In nanotechnology, particles are classified according to size — this includes the diameter of a particle. Within these tiny particles the sizes are defined as coarse or ultrafine.
These “nanoparticles” cover a range of sizes:
Coarse – between 10,000 and 2,500 nanometers
Fine – between 2,500 to 100 nanometers
Ultrafine – between 100 to 1 nanometer
Individual molecules are usually not referred to as nanoparticles even though the size of most molecules would fit into the above classifications. Currently, research and a growing interest surround these tiny particles. This is due to the massive opportunity in the commercial sectors as well as the growing case for human prosperity. Scientists think that nanoparticle development will lead to huge leaps in technology — particularly in electronic, optical, and biomedical areas.
Nanoparticles are considered to be a more recent undertaking of modern science, however, early artists and craftsman used nanoparticle technology for metallic applications. This luster method demonstrated a complex knowledge that ancient people had of materials.
Currently, there are active uses of nanoparticle technology. One such use is the carrying of a chemotherapy drug which helps transport the drug in a direct path to cancerous tumors. The particles respond to a protein found within many types of tumors which creates a high delivery rate for the drug. This is being actively studied in Biosciences. In another use for cancer, gold is used used along with RNA molecules. The skin treatment that is developed can get through the skin and stop generation of proteins which inhibits further growth. There are many more applications being used with this type of delivery mechanism including magnetic attaching to cancer cells.
Nanoparticles are also being used as sensors and transistors. This provides them with wide electronics functionality — however, producing these tiny components still costs a lot of money. This is just the beginning of the wide uses of this technology.
Here are some more uses:
– Industrial coatings (for protecting things from ultra violet rays)
– Strengthening structures for lightweight applications
– Bacteria resistant for making textiles and fabrics odor/grime resistant.
– Crcuitry for making smaller and smaller “smart” parts
– Solar cells can be made from a nanoparticle printing process
– Reclamation of clean water by removing poisons such as arsenic from water sources

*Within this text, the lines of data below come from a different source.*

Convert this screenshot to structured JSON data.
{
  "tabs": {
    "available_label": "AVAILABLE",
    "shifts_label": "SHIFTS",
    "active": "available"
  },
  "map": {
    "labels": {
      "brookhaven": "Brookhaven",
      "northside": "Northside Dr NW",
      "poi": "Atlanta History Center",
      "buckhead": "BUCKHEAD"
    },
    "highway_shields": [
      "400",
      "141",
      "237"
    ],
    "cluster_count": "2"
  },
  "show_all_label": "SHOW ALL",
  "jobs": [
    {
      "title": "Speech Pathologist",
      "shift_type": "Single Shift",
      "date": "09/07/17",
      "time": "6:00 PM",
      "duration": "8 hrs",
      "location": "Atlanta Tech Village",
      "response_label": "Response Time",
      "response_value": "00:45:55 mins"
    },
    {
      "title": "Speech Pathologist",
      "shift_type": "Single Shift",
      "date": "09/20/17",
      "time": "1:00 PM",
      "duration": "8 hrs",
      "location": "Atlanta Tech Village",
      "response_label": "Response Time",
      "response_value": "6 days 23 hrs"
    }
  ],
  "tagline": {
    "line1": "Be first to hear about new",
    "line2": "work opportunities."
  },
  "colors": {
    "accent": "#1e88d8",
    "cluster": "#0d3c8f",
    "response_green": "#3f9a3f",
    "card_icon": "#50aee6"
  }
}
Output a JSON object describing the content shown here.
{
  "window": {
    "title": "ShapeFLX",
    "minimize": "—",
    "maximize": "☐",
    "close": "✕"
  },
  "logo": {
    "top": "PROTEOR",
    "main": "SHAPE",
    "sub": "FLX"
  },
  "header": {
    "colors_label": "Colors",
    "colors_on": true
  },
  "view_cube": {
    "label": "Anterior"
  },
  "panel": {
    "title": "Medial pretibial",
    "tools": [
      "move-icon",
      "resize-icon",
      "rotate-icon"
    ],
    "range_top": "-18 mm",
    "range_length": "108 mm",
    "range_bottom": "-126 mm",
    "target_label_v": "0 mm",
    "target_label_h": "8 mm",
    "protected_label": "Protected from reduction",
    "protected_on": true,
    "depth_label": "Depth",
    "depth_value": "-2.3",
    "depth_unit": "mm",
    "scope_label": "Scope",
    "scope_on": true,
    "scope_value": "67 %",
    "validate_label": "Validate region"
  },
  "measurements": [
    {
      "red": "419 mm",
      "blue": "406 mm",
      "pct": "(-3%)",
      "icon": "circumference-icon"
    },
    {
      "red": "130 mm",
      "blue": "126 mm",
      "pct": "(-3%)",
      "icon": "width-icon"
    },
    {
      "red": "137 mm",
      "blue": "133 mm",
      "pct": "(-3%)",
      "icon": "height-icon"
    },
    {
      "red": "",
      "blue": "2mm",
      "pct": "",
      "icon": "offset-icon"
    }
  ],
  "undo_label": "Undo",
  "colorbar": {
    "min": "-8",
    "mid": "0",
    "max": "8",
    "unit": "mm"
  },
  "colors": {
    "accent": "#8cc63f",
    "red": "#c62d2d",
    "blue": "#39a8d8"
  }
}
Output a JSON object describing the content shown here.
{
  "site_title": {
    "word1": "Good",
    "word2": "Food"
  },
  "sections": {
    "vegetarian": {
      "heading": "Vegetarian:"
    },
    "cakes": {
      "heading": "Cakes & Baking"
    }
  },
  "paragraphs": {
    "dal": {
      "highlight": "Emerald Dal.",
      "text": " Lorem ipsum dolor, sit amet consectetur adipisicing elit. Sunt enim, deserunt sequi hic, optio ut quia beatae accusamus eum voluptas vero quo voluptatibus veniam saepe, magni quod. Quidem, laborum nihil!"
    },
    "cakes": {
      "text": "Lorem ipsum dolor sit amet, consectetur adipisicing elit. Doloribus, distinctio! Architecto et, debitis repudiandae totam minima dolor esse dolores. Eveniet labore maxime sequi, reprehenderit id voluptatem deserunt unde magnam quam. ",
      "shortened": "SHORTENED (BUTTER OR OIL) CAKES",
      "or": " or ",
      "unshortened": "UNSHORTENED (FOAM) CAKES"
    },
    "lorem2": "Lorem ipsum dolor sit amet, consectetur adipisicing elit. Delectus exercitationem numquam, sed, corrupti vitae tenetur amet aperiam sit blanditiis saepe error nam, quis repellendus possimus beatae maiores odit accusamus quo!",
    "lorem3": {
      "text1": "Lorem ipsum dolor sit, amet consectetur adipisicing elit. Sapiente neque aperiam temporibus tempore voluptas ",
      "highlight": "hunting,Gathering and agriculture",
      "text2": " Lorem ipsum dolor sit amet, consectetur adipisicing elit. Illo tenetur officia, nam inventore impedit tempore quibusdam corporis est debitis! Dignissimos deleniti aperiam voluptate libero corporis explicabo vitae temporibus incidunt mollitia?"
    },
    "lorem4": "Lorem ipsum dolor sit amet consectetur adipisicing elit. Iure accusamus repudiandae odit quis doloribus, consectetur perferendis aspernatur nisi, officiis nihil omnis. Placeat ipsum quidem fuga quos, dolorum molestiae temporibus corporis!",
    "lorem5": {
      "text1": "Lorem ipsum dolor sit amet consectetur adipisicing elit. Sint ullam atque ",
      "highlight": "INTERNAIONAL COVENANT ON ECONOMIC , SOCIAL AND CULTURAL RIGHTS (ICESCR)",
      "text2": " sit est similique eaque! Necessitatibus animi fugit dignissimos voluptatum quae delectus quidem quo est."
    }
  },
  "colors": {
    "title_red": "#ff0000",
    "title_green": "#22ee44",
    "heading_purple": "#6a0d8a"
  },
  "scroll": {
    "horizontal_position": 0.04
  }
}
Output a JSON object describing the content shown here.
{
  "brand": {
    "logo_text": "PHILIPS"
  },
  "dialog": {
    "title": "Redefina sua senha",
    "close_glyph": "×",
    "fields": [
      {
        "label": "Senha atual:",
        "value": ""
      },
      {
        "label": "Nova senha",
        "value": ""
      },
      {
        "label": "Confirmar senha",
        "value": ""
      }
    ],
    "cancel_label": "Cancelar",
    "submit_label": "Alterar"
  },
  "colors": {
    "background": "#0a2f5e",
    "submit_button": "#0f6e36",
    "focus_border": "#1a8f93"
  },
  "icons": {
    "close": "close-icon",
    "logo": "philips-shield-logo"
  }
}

The most revolutionary use of all would be the delivering of genetic therapy. After studying nanotechnology and nanoparticles, it is easy to see how these tiny particles have the ability to create some influential things. Scientists speculate on future uses — paving roads with solar cells, delivering cancer curing medicine with lotion (already happening), diagnosing patients with invisible-to-the-human-eye robots, all made up of these tiny little particles. The future is bright and soon we can look forward to more consumer uses of these nanoparticles.